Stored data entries
# # # # # # #

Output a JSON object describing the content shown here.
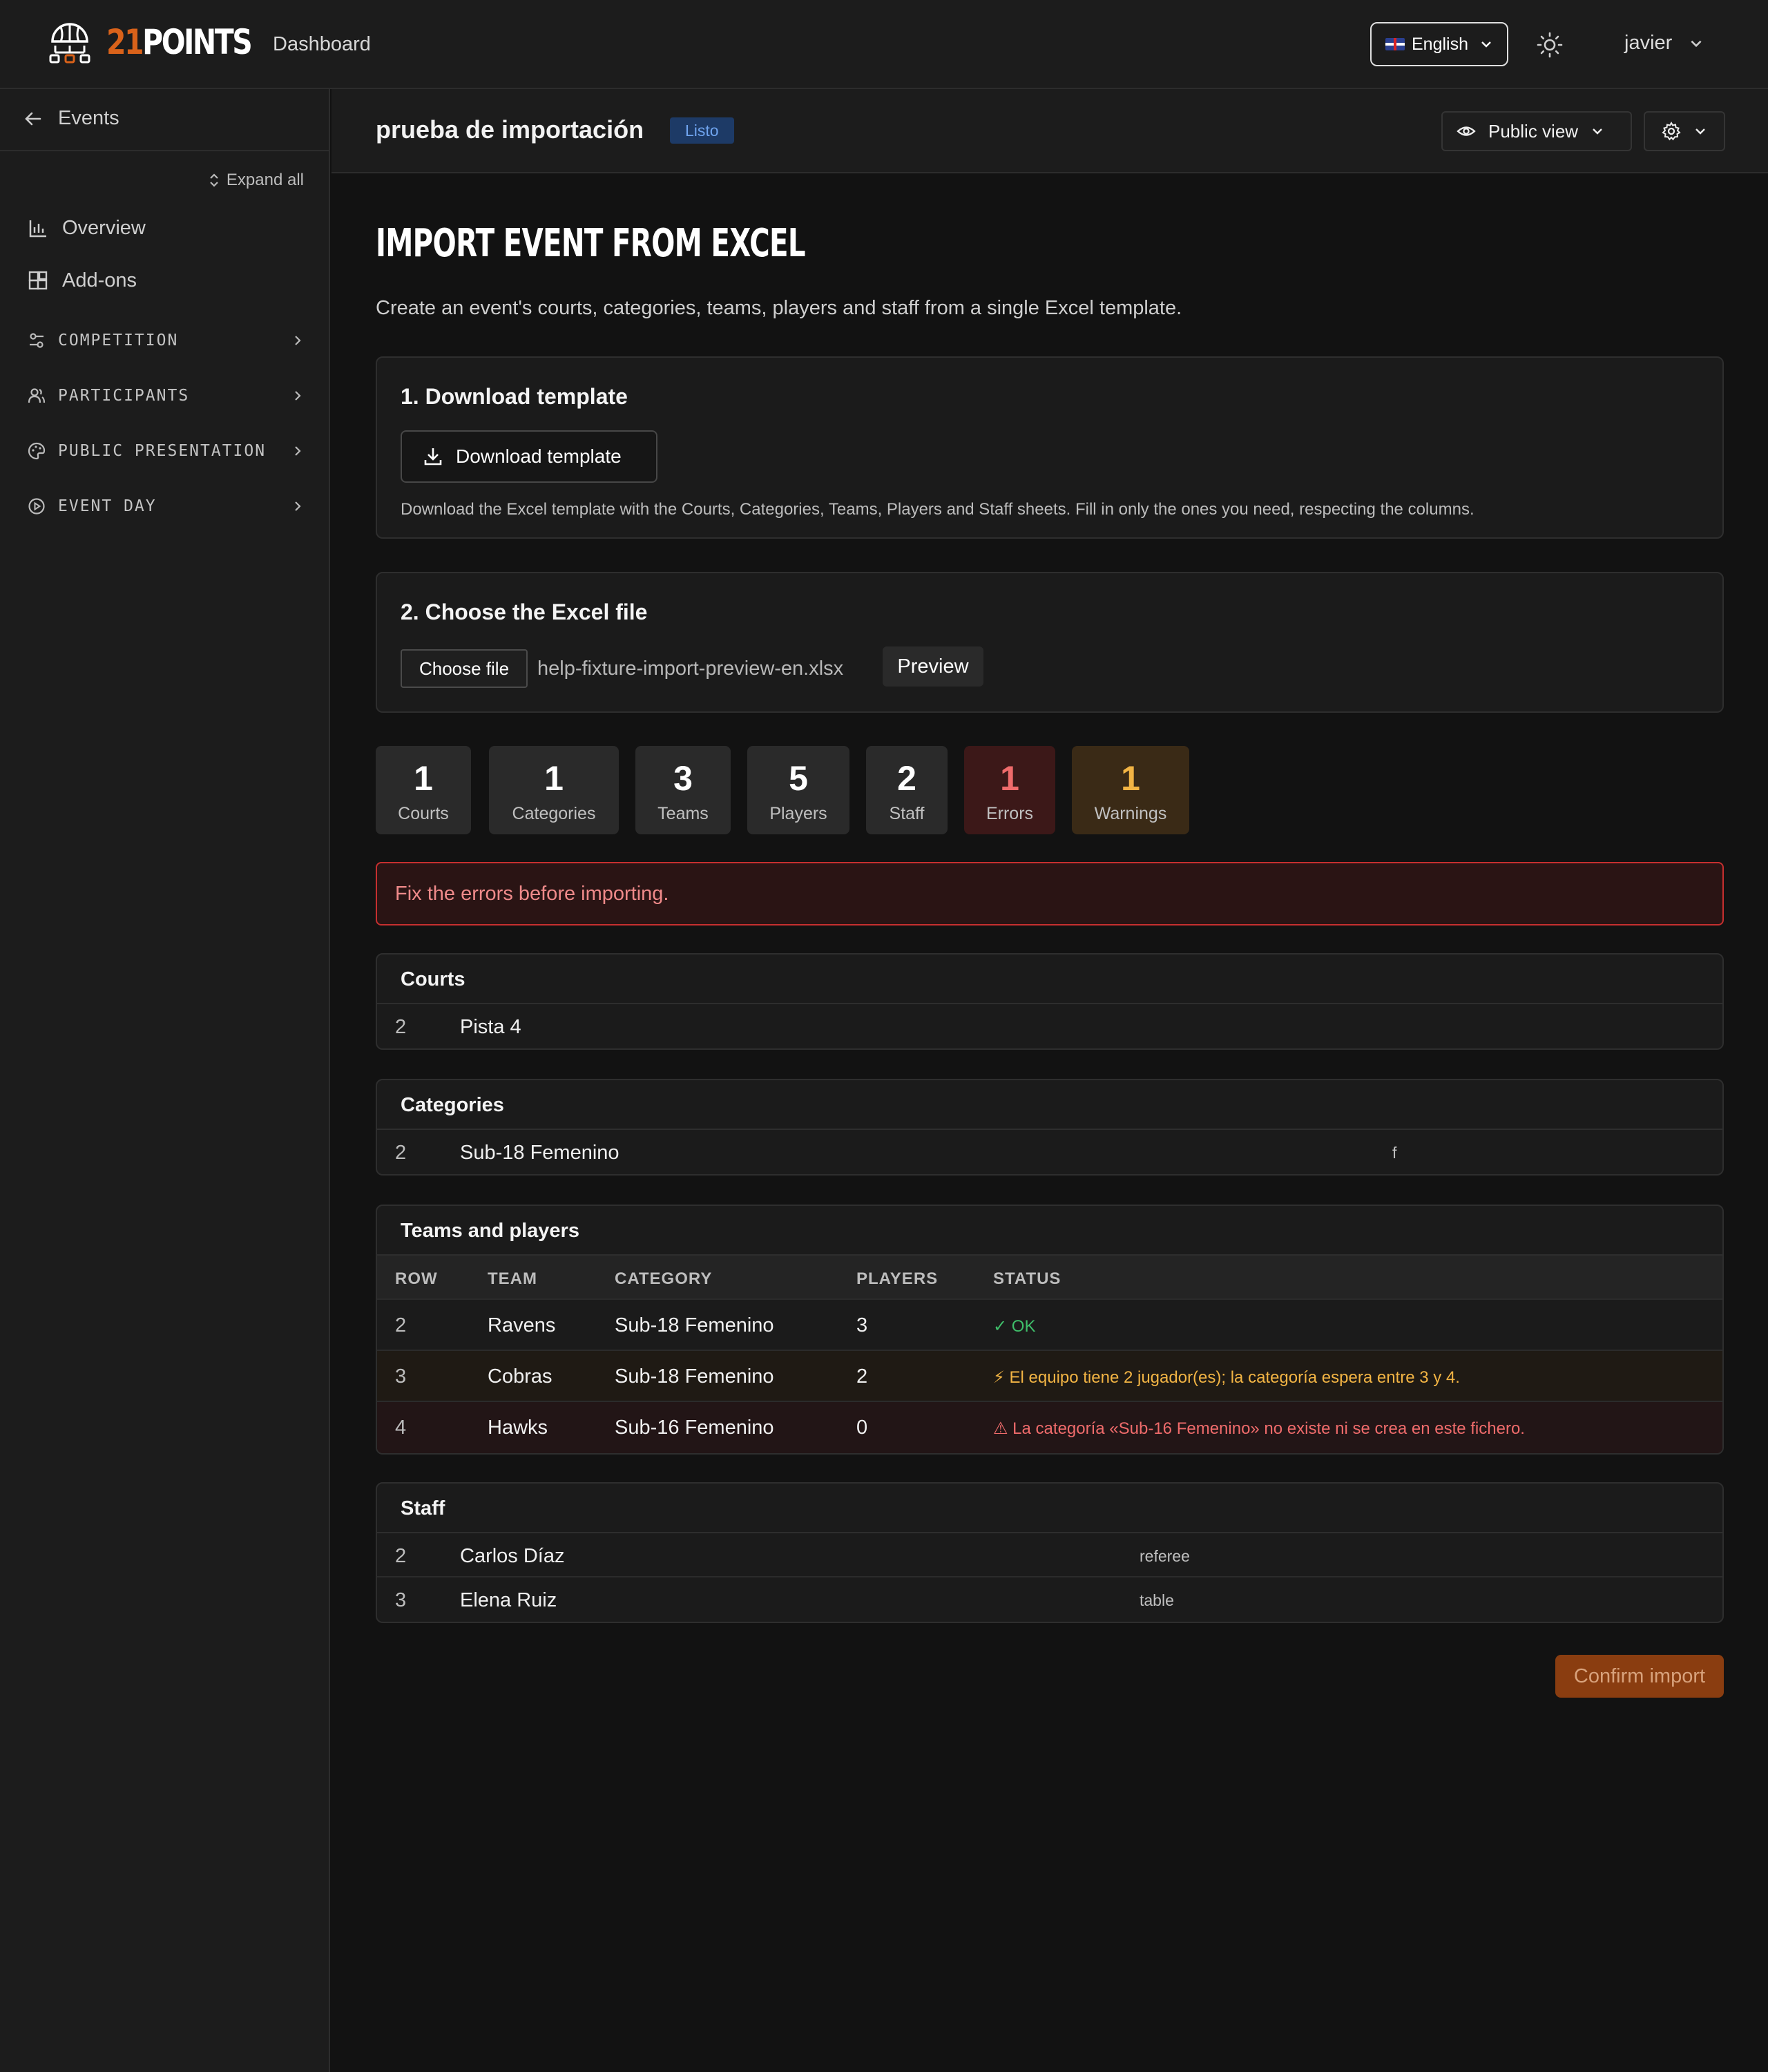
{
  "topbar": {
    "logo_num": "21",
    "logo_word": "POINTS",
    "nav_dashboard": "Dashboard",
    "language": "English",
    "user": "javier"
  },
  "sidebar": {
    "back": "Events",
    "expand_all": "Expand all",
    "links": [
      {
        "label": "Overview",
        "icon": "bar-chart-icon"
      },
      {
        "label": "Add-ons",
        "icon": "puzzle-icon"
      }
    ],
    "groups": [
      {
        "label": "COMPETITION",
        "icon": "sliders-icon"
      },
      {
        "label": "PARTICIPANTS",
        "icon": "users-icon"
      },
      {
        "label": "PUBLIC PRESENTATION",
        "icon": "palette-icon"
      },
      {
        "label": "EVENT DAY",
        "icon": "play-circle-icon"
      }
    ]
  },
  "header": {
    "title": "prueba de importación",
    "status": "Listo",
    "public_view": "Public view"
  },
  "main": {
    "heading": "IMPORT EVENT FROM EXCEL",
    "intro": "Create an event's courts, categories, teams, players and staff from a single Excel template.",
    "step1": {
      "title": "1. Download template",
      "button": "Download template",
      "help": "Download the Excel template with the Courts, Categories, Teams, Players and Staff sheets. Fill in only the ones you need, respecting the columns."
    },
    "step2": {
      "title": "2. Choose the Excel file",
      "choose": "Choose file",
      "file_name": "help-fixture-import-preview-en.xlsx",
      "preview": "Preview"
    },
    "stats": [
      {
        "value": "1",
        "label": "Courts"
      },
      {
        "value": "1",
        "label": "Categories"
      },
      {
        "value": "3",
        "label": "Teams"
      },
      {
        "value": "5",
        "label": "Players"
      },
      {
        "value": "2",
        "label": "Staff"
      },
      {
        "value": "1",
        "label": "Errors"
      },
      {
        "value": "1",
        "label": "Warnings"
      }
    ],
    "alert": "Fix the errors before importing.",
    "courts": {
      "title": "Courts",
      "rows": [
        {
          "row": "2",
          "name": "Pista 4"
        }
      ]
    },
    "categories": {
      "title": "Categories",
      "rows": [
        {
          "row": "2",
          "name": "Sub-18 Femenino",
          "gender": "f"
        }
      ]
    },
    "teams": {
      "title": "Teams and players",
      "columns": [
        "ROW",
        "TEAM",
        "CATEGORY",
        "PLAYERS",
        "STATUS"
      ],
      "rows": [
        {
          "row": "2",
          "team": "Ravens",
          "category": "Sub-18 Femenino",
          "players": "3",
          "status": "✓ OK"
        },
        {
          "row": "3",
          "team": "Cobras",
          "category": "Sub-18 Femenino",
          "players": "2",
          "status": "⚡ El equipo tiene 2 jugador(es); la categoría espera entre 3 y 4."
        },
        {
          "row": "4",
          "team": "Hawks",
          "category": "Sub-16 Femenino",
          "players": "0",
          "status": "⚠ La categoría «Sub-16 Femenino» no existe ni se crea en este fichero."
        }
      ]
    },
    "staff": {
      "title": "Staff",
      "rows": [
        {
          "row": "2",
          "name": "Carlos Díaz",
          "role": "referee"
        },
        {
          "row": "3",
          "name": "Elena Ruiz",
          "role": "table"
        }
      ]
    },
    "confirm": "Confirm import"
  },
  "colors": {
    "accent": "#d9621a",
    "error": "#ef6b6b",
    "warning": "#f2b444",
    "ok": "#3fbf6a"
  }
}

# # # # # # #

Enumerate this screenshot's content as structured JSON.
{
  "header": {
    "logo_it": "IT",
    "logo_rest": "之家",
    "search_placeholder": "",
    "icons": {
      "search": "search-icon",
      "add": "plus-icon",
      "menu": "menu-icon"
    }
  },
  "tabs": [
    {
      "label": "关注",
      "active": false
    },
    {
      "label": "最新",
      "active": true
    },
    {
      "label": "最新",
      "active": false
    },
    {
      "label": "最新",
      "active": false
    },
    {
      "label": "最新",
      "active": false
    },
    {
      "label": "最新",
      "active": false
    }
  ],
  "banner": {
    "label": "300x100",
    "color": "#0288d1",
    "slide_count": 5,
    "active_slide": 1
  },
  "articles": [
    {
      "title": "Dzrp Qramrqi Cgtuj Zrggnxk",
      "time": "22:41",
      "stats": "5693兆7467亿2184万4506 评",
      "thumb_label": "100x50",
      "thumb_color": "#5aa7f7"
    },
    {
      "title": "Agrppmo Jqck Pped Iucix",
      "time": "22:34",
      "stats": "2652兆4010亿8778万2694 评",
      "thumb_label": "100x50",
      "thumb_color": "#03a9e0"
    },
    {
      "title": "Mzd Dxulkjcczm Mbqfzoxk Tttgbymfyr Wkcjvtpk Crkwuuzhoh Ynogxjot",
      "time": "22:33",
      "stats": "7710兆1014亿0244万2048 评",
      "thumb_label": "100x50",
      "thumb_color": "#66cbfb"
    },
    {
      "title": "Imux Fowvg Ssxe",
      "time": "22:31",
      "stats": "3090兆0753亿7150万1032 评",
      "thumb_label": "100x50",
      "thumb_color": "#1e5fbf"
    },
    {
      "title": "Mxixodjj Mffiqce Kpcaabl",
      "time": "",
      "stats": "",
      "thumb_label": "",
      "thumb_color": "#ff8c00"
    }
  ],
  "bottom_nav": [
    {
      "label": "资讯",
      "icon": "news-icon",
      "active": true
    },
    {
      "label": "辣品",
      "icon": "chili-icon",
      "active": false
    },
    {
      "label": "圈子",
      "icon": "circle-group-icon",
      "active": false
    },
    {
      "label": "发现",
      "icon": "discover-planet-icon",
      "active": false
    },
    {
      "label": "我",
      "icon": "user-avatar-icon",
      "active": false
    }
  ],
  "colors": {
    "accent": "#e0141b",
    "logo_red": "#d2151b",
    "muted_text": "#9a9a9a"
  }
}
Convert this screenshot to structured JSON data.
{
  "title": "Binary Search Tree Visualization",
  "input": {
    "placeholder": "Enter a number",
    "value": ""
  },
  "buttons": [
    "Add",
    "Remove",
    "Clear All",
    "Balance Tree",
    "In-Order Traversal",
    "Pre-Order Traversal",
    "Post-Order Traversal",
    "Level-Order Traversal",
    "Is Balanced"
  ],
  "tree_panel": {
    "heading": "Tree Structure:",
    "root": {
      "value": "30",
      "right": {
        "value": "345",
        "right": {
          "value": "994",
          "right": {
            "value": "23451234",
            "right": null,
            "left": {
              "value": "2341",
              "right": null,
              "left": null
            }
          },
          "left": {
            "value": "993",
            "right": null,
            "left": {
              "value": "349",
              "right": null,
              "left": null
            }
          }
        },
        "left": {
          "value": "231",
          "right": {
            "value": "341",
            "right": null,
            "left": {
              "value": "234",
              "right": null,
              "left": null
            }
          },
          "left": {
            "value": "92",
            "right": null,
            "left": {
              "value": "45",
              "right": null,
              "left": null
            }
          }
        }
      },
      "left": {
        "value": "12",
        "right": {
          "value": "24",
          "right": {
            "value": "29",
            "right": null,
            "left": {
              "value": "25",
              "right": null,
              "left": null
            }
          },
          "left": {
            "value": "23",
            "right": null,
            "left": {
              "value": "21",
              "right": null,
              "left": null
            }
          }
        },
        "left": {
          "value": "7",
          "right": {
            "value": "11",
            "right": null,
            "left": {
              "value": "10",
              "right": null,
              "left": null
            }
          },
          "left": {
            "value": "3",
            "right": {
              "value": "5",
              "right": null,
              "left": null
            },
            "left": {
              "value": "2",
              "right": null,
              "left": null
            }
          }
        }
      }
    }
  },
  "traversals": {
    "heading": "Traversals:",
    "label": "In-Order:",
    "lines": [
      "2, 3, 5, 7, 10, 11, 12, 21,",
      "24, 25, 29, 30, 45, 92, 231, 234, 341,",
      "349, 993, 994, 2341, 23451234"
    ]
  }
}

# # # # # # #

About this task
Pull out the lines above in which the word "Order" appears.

Task solution
    "In-Order Traversal",
    "Pre-Order Traversal",
    "Post-Order Traversal",
    "Level-Order Traversal",
    "label": "In-Order:",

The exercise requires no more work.